This industry includes wholesalers of beef, pork and other red meat products. Canned and packaged frozen goods are excluded, as are poultry and seafood products. There are two types of wholesalers: merchant wholesalers, which include independent wholesaling operations, and manufacturers' sales branches and offices, which represent the wholesale division of vertically integrated meat processors.
Key External Drivers
Industry Life Cycle
Products & Markets
Products & Services
Globalization & Trade
Market Share Concentration
Key Success Factors
Cost Structure Benchmarks
Barriers to Entry
About IBISWorld Inc.

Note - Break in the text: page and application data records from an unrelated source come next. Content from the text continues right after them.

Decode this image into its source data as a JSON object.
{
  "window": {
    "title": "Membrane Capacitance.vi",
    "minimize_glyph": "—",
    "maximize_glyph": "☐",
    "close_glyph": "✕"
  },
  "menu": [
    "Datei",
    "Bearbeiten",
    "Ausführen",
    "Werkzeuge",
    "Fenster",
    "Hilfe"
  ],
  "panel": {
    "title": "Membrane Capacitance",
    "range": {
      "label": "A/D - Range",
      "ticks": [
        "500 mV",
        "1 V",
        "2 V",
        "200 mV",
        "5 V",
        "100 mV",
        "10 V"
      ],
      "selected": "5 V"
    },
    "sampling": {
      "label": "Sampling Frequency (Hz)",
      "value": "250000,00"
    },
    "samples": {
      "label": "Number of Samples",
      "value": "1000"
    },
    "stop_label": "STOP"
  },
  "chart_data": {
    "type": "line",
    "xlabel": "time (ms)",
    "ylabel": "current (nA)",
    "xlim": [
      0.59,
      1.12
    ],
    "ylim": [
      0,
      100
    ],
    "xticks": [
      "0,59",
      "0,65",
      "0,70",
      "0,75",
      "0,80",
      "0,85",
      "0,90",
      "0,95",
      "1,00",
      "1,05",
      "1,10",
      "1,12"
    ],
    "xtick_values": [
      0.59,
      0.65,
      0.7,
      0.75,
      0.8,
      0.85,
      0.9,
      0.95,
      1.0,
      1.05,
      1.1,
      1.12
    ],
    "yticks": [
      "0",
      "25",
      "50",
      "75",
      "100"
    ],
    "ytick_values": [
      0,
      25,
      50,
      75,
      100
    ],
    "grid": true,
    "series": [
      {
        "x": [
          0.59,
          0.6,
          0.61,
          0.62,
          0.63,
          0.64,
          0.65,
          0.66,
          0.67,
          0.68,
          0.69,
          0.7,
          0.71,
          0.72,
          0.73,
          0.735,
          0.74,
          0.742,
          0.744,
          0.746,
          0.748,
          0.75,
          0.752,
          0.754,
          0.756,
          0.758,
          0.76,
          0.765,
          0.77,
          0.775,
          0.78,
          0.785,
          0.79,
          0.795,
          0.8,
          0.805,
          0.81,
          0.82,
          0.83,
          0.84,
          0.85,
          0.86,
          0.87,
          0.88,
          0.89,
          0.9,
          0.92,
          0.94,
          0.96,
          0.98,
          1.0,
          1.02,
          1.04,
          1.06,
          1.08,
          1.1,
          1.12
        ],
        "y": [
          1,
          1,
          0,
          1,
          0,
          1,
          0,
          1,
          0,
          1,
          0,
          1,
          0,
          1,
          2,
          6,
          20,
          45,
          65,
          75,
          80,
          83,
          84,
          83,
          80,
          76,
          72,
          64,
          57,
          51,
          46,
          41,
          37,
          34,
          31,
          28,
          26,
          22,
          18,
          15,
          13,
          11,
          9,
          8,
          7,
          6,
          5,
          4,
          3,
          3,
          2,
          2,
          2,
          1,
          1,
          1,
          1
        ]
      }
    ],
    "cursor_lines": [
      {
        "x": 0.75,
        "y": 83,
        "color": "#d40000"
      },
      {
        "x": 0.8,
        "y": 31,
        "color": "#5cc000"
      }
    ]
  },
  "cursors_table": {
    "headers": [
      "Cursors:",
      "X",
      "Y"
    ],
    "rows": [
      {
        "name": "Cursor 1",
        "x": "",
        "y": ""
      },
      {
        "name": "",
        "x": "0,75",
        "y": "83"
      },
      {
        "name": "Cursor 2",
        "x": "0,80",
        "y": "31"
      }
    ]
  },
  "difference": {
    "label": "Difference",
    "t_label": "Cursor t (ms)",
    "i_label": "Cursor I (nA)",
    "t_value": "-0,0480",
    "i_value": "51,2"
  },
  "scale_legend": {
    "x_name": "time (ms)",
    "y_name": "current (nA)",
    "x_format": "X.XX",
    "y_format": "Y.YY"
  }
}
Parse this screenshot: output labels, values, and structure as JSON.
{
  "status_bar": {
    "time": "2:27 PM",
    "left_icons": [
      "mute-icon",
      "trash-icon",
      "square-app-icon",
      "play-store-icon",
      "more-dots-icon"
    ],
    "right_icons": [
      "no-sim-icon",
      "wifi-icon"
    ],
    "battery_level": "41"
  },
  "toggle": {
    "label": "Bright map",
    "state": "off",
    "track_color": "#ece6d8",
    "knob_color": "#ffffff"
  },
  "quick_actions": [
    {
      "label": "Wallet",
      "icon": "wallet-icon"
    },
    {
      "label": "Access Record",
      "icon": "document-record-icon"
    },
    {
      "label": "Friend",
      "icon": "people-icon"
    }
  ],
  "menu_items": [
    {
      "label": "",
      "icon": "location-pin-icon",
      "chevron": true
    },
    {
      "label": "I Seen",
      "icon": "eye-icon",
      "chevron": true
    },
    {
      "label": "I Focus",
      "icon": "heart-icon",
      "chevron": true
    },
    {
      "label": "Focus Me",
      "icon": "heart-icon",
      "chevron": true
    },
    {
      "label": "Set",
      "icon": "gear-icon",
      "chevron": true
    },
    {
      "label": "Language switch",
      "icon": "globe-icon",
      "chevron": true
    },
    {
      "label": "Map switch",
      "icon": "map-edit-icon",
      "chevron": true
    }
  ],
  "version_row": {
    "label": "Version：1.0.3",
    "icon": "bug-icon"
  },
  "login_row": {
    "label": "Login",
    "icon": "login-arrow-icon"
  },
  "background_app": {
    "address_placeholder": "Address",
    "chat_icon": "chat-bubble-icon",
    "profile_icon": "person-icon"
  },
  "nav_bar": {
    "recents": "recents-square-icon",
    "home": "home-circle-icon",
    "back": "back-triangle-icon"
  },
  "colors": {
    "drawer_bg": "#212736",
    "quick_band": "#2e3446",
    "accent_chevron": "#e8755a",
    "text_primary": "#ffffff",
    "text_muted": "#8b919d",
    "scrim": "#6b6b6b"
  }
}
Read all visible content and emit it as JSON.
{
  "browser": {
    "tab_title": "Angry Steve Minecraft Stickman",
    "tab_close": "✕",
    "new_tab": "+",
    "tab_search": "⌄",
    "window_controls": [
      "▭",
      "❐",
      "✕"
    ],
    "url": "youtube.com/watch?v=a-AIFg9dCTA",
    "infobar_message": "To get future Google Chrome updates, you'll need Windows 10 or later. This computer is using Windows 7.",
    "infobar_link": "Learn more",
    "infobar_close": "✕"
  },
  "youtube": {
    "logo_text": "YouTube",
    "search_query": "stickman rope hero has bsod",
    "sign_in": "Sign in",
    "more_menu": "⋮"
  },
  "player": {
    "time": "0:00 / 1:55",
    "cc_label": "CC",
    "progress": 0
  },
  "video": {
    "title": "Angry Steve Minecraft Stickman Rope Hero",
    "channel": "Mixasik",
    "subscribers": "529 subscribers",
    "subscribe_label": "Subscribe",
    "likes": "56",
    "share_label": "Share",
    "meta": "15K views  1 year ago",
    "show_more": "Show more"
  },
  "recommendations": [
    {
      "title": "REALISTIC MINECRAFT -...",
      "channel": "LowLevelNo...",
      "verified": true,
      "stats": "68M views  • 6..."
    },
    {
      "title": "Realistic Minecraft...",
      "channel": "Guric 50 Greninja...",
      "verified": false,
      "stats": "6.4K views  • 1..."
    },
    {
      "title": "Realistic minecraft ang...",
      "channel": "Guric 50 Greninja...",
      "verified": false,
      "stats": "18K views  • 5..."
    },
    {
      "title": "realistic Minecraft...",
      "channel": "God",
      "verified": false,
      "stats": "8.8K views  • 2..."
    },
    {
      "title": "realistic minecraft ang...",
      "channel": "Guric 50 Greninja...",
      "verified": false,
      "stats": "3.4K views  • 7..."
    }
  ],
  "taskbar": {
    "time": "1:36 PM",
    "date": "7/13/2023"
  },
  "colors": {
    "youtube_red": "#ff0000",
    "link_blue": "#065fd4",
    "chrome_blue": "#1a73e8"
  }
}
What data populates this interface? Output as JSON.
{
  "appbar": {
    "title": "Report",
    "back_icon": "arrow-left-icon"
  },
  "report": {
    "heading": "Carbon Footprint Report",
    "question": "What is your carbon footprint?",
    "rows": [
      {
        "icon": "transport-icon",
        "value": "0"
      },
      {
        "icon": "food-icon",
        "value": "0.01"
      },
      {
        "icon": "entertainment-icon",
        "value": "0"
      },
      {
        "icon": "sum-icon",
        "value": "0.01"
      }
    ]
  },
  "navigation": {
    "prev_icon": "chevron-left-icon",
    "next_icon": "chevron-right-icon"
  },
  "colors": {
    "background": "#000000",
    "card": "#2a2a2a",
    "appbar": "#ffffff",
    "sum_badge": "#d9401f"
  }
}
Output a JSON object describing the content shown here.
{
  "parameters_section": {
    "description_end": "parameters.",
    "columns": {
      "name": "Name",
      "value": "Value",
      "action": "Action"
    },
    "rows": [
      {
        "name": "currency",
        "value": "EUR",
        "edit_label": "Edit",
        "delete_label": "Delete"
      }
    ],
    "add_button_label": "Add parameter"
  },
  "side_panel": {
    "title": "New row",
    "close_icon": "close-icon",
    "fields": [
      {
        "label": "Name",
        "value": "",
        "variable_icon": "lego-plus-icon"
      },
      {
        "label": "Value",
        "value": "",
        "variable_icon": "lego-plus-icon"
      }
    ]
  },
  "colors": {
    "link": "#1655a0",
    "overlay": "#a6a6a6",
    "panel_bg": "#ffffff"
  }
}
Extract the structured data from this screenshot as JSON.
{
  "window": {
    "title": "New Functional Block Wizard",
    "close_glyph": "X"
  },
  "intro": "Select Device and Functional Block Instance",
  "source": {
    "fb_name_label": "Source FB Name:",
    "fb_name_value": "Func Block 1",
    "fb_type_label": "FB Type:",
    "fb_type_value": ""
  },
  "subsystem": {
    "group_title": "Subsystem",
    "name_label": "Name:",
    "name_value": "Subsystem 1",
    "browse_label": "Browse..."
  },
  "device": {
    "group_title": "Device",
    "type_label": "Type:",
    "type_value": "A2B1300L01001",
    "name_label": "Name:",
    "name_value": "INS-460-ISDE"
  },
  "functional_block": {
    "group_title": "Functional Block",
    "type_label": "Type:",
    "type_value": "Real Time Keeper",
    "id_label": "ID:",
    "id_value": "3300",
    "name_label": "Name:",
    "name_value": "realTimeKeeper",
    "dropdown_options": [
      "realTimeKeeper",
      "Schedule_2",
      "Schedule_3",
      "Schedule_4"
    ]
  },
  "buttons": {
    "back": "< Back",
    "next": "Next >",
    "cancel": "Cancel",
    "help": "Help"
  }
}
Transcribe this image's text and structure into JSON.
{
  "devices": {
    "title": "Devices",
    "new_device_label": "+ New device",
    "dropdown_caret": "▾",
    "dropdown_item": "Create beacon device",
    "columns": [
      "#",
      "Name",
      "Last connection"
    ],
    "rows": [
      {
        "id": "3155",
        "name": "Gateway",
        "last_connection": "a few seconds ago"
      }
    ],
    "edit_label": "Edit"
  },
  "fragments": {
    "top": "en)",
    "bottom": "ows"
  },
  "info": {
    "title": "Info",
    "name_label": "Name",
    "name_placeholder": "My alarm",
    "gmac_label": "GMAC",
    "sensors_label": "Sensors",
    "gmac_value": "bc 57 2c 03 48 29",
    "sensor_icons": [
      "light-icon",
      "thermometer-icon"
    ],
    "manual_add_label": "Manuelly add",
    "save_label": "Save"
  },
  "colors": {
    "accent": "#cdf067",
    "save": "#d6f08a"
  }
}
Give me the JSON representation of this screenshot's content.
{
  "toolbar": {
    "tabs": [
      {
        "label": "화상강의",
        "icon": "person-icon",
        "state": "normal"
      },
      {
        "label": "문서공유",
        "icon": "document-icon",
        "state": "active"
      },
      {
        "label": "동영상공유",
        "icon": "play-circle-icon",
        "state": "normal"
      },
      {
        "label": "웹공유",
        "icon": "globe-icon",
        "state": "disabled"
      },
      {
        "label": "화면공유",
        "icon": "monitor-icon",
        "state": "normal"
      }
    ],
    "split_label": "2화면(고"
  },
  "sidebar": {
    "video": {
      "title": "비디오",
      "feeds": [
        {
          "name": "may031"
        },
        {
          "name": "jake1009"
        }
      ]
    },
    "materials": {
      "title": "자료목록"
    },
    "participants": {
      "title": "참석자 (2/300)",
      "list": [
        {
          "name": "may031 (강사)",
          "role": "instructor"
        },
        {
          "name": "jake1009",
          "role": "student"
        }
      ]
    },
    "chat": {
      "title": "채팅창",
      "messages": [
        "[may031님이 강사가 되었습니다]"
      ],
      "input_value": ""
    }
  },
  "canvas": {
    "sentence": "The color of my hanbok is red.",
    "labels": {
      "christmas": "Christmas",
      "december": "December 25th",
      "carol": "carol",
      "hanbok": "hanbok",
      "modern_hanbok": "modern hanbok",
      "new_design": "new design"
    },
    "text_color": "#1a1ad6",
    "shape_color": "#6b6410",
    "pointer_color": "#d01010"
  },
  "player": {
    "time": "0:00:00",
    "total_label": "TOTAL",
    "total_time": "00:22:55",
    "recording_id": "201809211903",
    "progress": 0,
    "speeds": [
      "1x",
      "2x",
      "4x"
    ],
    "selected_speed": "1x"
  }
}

Recognized as the nation’s most trusted independent source of industry and market research, IBISWorld offers a comprehensive database of unique information and analysis on every US industry. With an extensive online portfolio, valued for its depth and scope, the company equips clients with the insight necessary to make better business decisions. Headquartered in Los Angeles, IBISWorld serves a range of business, professional service and government organizations through more than 10 locations worldwide. For more information, visit http://www.ibisworld.com or call 1-800-330-3772.